Also in Iraq, AP via Stars and Stripes has news of the largest US military detention camp being shut down.
The U.S. military on Wednesday closed Camp Bucca, an isolated desert prison that was once its largest lockup in Iraq, as it moves to release thousands of detainees or transfer them to Iraqi custody before the end of the year.
While it is likely a result of the plan for withdrawal, it also speaks to a confidence in Iraqi security that this camp is closing down; reverting the custody of over eight thousand prisoners is no small task for any security force. I’ll be waiting to see whether Iraq can in fact keep those prisoners secure.
In Afghanistan today, the main news (other than Karzai vacuously insisting the election was legitimate) was of six Italian troops and ten Afghani citizens dead from a car bomb in Kabul. (AP covers as well.) This is notably the worst hit Italian forces have taken, and the Taliban have taken responsibility.
David Ignatius at the Washington Post takes up recent calls for a reconfigured intelligence direction. I could make some claims about the misuse of intelligence operatives post 9/11, but I suspect we all kind of know this already. Either way, this seems to be a good start:
Hayden drew a Venn diagram to explain where the CIA needs to operate. First, he drew three circles that represent the traditional parameters: An activity must be technically feasible, operationally relevant and lawful. Then he added a fourth requirement. The activity must also be “politically sustainable,” through more transparency with Congress and the public. “We need a program that does not have an on-off switch every two years,” he said.
I particularly like “lawful.”
I’m still digesting the Stephen Farrell story, but Forbes.com’s Tunku Varadarajan has some in-depth analysis of the matter. There is a difficult imbalance in Western reporting: Afghanistan is not safe enough for journalists to investigate without security, but because of that security, journalism has a very particular and limited lens. So on the one hand I sympathize with Stephen Farrell’s choice to investigate further despite clear directives from his military embed that it was not secure enough for him to do it; on the other, it was foolish and dangerous to do so.

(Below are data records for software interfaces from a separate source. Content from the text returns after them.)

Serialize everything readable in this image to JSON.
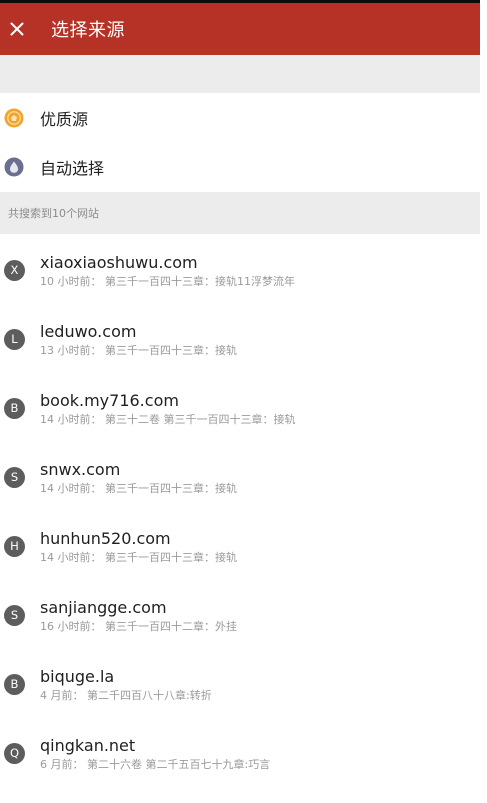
{
  "toolbar": {
    "title": "选择来源",
    "close_icon": "close-icon",
    "background": "#b63226"
  },
  "options": [
    {
      "label": "优质源",
      "icon": "quality-source-icon",
      "icon_color": "#f2a52a"
    },
    {
      "label": "自动选择",
      "icon": "auto-select-icon",
      "icon_color": "#6b6f8f"
    }
  ],
  "section": {
    "header": "共搜索到10个网站"
  },
  "sites": [
    {
      "letter": "X",
      "name": "xiaoxiaoshuwu.com",
      "info": "10 小时前： 第三千一百四十三章：接轨11浮梦流年"
    },
    {
      "letter": "L",
      "name": "leduwo.com",
      "info": "13 小时前： 第三千一百四十三章：接轨"
    },
    {
      "letter": "B",
      "name": "book.my716.com",
      "info": "14 小时前： 第三十二卷 第三千一百四十三章：接轨"
    },
    {
      "letter": "S",
      "name": "snwx.com",
      "info": "14 小时前： 第三千一百四十三章：接轨"
    },
    {
      "letter": "H",
      "name": "hunhun520.com",
      "info": "14 小时前： 第三千一百四十三章：接轨"
    },
    {
      "letter": "S",
      "name": "sanjiangge.com",
      "info": "16 小时前： 第三千一百四十二章：外挂"
    },
    {
      "letter": "B",
      "name": "biquge.la",
      "info": "4 月前： 第二千四百八十八章:转折"
    },
    {
      "letter": "Q",
      "name": "qingkan.net",
      "info": "6 月前： 第二十六卷 第二千五百七十九章:巧言"
    }
  ]
}
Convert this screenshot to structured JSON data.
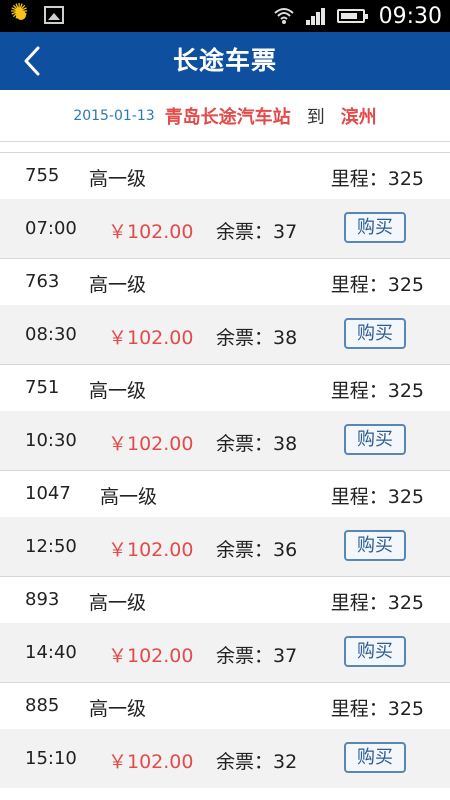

Speaking of embeds, I’m still working my way through Michael Yon’s latest files; it’s always fascinating, if somewhat militarily biased.